[Start of section]

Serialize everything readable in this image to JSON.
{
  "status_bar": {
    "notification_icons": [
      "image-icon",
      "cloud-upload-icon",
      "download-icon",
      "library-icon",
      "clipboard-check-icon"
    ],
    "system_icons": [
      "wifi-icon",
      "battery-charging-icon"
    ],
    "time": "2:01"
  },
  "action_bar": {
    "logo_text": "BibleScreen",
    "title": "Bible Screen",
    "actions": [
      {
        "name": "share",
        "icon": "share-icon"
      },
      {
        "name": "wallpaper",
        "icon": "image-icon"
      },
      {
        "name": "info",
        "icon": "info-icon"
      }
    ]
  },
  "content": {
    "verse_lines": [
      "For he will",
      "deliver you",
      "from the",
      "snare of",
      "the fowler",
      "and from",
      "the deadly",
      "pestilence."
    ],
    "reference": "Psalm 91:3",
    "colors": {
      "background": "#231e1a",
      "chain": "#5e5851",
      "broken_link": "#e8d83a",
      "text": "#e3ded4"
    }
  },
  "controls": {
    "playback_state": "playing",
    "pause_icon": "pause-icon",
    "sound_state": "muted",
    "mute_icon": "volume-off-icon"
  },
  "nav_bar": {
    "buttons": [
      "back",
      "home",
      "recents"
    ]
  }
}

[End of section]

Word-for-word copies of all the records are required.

◆ **ANSWER TO THIS EXERCISE**
Serialize everything readable in this image to JSON.
{
  "status_bar": {
    "notification_icons": [
      "image-icon",
      "cloud-upload-icon",
      "download-icon",
      "library-icon",
      "clipboard-check-icon"
    ],
    "system_icons": [
      "wifi-icon",
      "battery-charging-icon"
    ],
    "time": "2:01"
  },
  "action_bar": {
    "logo_text": "BibleScreen",
    "title": "Bible Screen",
    "actions": [
      {
        "name": "share",
        "icon": "share-icon"
      },
      {
        "name": "wallpaper",
        "icon": "image-icon"
      },
      {
        "name": "info",
        "icon": "info-icon"
      }
    ]
  },
  "content": {
    "verse_lines": [
      "For he will",
      "deliver you",
      "from the",
      "snare of",
      "the fowler",
      "and from",
      "the deadly",
      "pestilence."
    ],
    "reference": "Psalm 91:3",
    "colors": {
      "background": "#231e1a",
      "chain": "#5e5851",
      "broken_link": "#e8d83a",
      "text": "#e3ded4"
    }
  },
  "controls": {
    "playback_state": "playing",
    "pause_icon": "pause-icon",
    "sound_state": "muted",
    "mute_icon": "volume-off-icon"
  },
  "nav_bar": {
    "buttons": [
      "back",
      "home",
      "recents"
    ]
  }
}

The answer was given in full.